"No man's life, liberty, or property are safe while the legislature is in session," quipped Gideon Tucker, a judge in New York, in 1866. Each year, the Utah Legislature offers abundant evidence of the truthfulness of this judicial observation.
As noted in Jonathan Johnson's op-ed today, the Legislature passed several tax increases, reflecting an entitlement mentality that pervades the Capitol the state must get what it's due.
In what might be called conservative cognitive dissonance, the same elected officials who pick-pocketed Utahns also enacted laws that freed up the market. And while it's easy to criticize those who incrementally siphon away our hard-earned income, we should also pause to praise the positive outcomes that will help thousands of Utahns.
Let's start with the fun one: food trucks. These mobile enterprises have faced substantial regulations from cities around the state, including outright bans in some locations. Redundant inspections, duplicative fees and confusing ordinances have made it very difficult for your favorite chefs to cook up the treats you love.
Enter Senate Bill 250, sponsored by Sen. Deidre Henderson, which streamlines these regulations, reduces fees, and creates a reciprocity system so cities and counties must honor one anothers' licenses and permits. Once this bill is signed into law, food truck owners will save substantial costs and time, allowing them to focus on and grow their business.
Speaking of licenses, if you own a home-based business you're also in for a cost savings as a result of Senate Bill 81, sponsored by Sen. Jake Anderegg. This bill, now awaiting the governor's signature, prohibits cities from making you pay them a fee to get a business license as long as your business has no significant impact on your neighbors.
Kids are also freed up for their irregular business activities like mowing lawns, selling lemonade or babysitting. Cities and counties can no longer make them get a license or permit or pay a fee. Children will thus be able to focus on learning the basics of business without having to worry about bureaucracy.
You've probably heard that the Legislature repealed the mandatory vehicle safety inspection program, allowing Utah to join 34 other states without this regulatory burden. Sponsored by Rep. Dan McCay, House Bill 265 will save Utahns tens of millions of dollars as a result with no measurable decrease in safety.
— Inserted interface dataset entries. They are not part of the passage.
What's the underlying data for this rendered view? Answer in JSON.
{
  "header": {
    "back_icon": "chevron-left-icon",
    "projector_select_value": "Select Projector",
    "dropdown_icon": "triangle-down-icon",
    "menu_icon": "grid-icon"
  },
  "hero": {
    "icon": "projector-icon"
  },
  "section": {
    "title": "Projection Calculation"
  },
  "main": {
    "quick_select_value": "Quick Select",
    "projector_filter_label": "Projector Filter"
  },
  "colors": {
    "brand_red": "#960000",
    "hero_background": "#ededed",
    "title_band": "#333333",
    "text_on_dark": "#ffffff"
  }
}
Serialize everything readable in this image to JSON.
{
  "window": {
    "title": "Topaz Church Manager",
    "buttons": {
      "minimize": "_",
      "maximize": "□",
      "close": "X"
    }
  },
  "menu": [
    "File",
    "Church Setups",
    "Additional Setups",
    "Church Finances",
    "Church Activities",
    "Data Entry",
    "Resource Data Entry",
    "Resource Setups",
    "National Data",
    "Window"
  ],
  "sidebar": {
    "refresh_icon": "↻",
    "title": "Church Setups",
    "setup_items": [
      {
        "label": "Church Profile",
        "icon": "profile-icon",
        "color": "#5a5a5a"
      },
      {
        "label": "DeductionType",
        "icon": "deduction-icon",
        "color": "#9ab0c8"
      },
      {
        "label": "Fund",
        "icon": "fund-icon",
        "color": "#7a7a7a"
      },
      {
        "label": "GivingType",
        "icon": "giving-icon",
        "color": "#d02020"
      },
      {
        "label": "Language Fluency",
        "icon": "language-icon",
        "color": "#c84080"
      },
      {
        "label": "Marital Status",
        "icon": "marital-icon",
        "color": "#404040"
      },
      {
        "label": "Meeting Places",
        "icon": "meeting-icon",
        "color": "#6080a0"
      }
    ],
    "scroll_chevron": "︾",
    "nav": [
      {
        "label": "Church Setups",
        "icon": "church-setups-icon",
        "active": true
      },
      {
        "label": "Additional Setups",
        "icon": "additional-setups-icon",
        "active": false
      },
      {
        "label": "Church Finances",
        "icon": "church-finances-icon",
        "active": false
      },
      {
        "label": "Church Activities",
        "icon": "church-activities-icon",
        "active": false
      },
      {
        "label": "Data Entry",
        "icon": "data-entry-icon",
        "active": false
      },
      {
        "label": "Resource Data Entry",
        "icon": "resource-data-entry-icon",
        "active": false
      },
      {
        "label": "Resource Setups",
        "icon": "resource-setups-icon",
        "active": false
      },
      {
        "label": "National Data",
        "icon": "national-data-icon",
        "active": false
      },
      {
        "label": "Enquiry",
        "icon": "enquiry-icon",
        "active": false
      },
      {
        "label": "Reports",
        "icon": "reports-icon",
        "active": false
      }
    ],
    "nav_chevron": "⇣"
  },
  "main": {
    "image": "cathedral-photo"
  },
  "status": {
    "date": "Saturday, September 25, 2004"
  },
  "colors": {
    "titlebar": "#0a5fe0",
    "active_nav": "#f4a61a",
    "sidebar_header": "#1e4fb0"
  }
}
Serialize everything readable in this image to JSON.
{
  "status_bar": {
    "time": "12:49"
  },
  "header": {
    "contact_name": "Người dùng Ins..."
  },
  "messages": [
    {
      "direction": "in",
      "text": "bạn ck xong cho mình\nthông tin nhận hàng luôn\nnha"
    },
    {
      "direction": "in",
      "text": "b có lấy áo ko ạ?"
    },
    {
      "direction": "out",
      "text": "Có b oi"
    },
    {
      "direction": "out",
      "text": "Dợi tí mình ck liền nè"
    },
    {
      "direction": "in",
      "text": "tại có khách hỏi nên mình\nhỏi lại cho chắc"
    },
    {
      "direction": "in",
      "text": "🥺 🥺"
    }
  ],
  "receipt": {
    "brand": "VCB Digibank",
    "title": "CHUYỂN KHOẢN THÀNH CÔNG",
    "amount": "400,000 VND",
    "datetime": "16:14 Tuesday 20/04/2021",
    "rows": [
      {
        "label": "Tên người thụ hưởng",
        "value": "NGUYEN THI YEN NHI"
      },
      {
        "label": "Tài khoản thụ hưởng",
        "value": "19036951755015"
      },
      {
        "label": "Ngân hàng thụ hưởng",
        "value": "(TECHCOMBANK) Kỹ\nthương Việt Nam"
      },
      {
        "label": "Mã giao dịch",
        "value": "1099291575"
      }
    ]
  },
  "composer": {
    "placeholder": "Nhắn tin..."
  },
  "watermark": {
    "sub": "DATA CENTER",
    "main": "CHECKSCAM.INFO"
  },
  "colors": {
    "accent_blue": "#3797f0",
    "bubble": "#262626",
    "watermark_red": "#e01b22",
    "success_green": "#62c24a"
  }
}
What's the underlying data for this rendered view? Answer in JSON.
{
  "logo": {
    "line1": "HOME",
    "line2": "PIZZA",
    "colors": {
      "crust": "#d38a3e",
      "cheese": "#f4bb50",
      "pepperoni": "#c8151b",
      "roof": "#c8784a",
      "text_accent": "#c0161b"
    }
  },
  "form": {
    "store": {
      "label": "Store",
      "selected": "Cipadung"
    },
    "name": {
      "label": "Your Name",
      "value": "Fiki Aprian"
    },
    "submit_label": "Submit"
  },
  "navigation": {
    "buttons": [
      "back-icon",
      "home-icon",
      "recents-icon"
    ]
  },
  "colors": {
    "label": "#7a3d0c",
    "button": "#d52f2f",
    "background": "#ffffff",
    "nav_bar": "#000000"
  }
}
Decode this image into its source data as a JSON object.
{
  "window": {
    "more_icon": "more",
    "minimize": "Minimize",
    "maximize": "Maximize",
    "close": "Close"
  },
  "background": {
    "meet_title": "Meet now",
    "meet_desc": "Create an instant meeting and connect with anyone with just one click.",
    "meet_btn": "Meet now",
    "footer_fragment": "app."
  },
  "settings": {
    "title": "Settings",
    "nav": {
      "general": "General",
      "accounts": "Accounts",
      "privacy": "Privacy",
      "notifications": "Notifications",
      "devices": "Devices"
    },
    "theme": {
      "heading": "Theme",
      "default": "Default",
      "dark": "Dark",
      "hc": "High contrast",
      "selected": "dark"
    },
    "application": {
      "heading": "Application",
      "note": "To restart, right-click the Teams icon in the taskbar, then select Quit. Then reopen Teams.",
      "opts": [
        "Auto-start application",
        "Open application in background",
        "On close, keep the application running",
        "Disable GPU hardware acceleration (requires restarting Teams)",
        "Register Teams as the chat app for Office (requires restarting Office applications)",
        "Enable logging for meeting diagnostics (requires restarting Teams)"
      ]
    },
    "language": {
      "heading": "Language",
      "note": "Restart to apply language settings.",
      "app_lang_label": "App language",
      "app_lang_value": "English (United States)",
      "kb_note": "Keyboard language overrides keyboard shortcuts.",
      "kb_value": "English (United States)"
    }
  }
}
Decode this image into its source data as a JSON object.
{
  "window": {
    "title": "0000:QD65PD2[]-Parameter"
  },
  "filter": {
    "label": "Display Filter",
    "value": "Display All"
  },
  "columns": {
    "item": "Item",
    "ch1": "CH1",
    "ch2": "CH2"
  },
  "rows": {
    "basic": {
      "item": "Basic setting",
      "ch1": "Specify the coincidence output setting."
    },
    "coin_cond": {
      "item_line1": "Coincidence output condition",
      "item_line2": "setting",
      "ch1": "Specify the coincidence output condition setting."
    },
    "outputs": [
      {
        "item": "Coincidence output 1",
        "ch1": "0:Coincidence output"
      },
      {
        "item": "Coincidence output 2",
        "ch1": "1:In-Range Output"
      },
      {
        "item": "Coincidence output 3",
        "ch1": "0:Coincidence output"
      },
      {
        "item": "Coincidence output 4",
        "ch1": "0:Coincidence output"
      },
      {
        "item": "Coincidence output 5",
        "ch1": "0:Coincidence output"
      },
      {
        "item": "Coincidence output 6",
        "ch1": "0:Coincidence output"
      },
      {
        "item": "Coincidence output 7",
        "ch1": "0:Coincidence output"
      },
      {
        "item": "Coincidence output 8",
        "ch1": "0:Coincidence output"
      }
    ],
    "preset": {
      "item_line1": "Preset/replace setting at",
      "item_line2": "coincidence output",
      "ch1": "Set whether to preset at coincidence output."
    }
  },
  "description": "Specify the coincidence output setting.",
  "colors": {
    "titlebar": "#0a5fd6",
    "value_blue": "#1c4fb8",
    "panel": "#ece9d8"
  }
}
Soon gone will be the days of being forced to undergo certain vehicle repairs in order to pass an arbitrary test. There are rampant stories of Utahns being required to pay for unnecessary services in order to be in compliance with the law and register their vehicle. Now that money will be freed up to focus on service that is actually necessary, keeping Utah's roads safe.
Here's an interesting one. Did you know that in the 1950s, only 1 in 20 Americans needed to obtain a license to work in their chosen profession, whereas today that number is roughly 1 in every 3 Americans? Known as occupational licensure, these types of laws often increase barriers to entry, discourage competition and create regulation that isn't necessary for public safety.
So the Legislature passed House Bill 94, sponsored by Rep. Brian Greene, which empowers a committee of elected officials to take a close look at each of the many licensed occupations to ensure that they are not over-regulated. According to the Institute for Justice, Utah has the 12th most burdensome licensure laws; this legislation, once signed, can help move the needle in the right direction.
A final bill worth nothing is one that, in its original form, had several cities declaring proverbial war against the House of Representatives. House Bill 164, sponsored by Rep. Jefferson Moss, aimed to restrict cities from using their city-owned utility businesses as a slush fund for city programs.
Some cities throughout Utah charge residents more than is necessary for water, power, electricity or other services they provide. This extra money is then transferred to the general budget, where cities use it for things like parades, parks or other programs.
Facing significant opposition from the cities who wanted to continue taking money from residents without going through the legal process of raising taxes, the bill was ultimately watered down to only require cities to be transparent with residents about this overcharging a good first step, at least, to work towards ending the practice.
Our life, liberty and property may not be safe while the Legislature is in session, but fortunately there were at least a few wins for the free market in Utah.
Connor Boyack is president of Libertas Institute, a free-market think tank in Utah.